- _WHAT THE TASK REQUIRES_:
Word for word, print out all of the data, omitting every image.

═════ INFORMATION SUPPLIED

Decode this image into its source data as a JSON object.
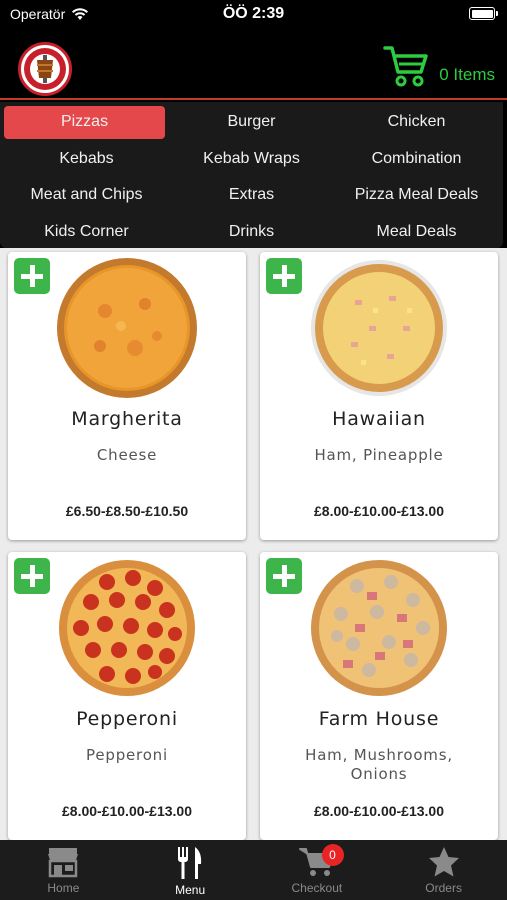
{
  "status_bar": {
    "carrier": "Operatör",
    "time": "ÖÖ 2:39"
  },
  "header": {
    "cart_count": "0 Items",
    "accent_color": "#2ecc40"
  },
  "categories": [
    {
      "label": "Pizzas",
      "active": true
    },
    {
      "label": "Burger"
    },
    {
      "label": "Chicken"
    },
    {
      "label": "Kebabs"
    },
    {
      "label": "Kebab Wraps"
    },
    {
      "label": "Combination"
    },
    {
      "label": "Meat and Chips"
    },
    {
      "label": "Extras"
    },
    {
      "label": "Pizza Meal Deals"
    },
    {
      "label": "Kids Corner"
    },
    {
      "label": "Drinks"
    },
    {
      "label": "Meal Deals"
    }
  ],
  "products": [
    {
      "name": "Margherita",
      "description": "Cheese",
      "price": "£6.50-£8.50-£10.50",
      "image": "margherita-pizza"
    },
    {
      "name": "Hawaiian",
      "description": "Ham, Pineapple",
      "price": "£8.00-£10.00-£13.00",
      "image": "hawaiian-pizza"
    },
    {
      "name": "Pepperoni",
      "description": "Pepperoni",
      "price": "£8.00-£10.00-£13.00",
      "image": "pepperoni-pizza"
    },
    {
      "name": "Farm House",
      "description": "Ham, Mushrooms, Onions",
      "price": "£8.00-£10.00-£13.00",
      "image": "farm-house-pizza"
    }
  ],
  "tab_bar": {
    "items": [
      {
        "label": "Home",
        "icon": "store-icon"
      },
      {
        "label": "Menu",
        "icon": "fork-knife-icon",
        "active": true
      },
      {
        "label": "Checkout",
        "icon": "cart-icon",
        "badge": "0"
      },
      {
        "label": "Orders",
        "icon": "star-icon"
      }
    ]
  },
  "colors": {
    "active_category": "#e4484a",
    "add_button": "#3db54a",
    "badge": "#e82424"
  }
}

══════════

- _TASK RESULT_:
Decode this image into its source data as a JSON object.
{
  "status_bar": {
    "carrier": "Operatör",
    "time": "ÖÖ 2:39"
  },
  "header": {
    "cart_count": "0 Items",
    "accent_color": "#2ecc40"
  },
  "categories": [
    {
      "label": "Pizzas",
      "active": true
    },
    {
      "label": "Burger"
    },
    {
      "label": "Chicken"
    },
    {
      "label": "Kebabs"
    },
    {
      "label": "Kebab Wraps"
    },
    {
      "label": "Combination"
    },
    {
      "label": "Meat and Chips"
    },
    {
      "label": "Extras"
    },
    {
      "label": "Pizza Meal Deals"
    },
    {
      "label": "Kids Corner"
    },
    {
      "label": "Drinks"
    },
    {
      "label": "Meal Deals"
    }
  ],
  "products": [
    {
      "name": "Margherita",
      "description": "Cheese",
      "price": "£6.50-£8.50-£10.50",
      "image": "margherita-pizza"
    },
    {
      "name": "Hawaiian",
      "description": "Ham, Pineapple",
      "price": "£8.00-£10.00-£13.00",
      "image": "hawaiian-pizza"
    },
    {
      "name": "Pepperoni",
      "description": "Pepperoni",
      "price": "£8.00-£10.00-£13.00",
      "image": "pepperoni-pizza"
    },
    {
      "name": "Farm House",
      "description": "Ham, Mushrooms, Onions",
      "price": "£8.00-£10.00-£13.00",
      "image": "farm-house-pizza"
    }
  ],
  "tab_bar": {
    "items": [
      {
        "label": "Home",
        "icon": "store-icon"
      },
      {
        "label": "Menu",
        "icon": "fork-knife-icon",
        "active": true
      },
      {
        "label": "Checkout",
        "icon": "cart-icon",
        "badge": "0"
      },
      {
        "label": "Orders",
        "icon": "star-icon"
      }
    ]
  },
  "colors": {
    "active_category": "#e4484a",
    "add_button": "#3db54a",
    "badge": "#e82424"
  }
}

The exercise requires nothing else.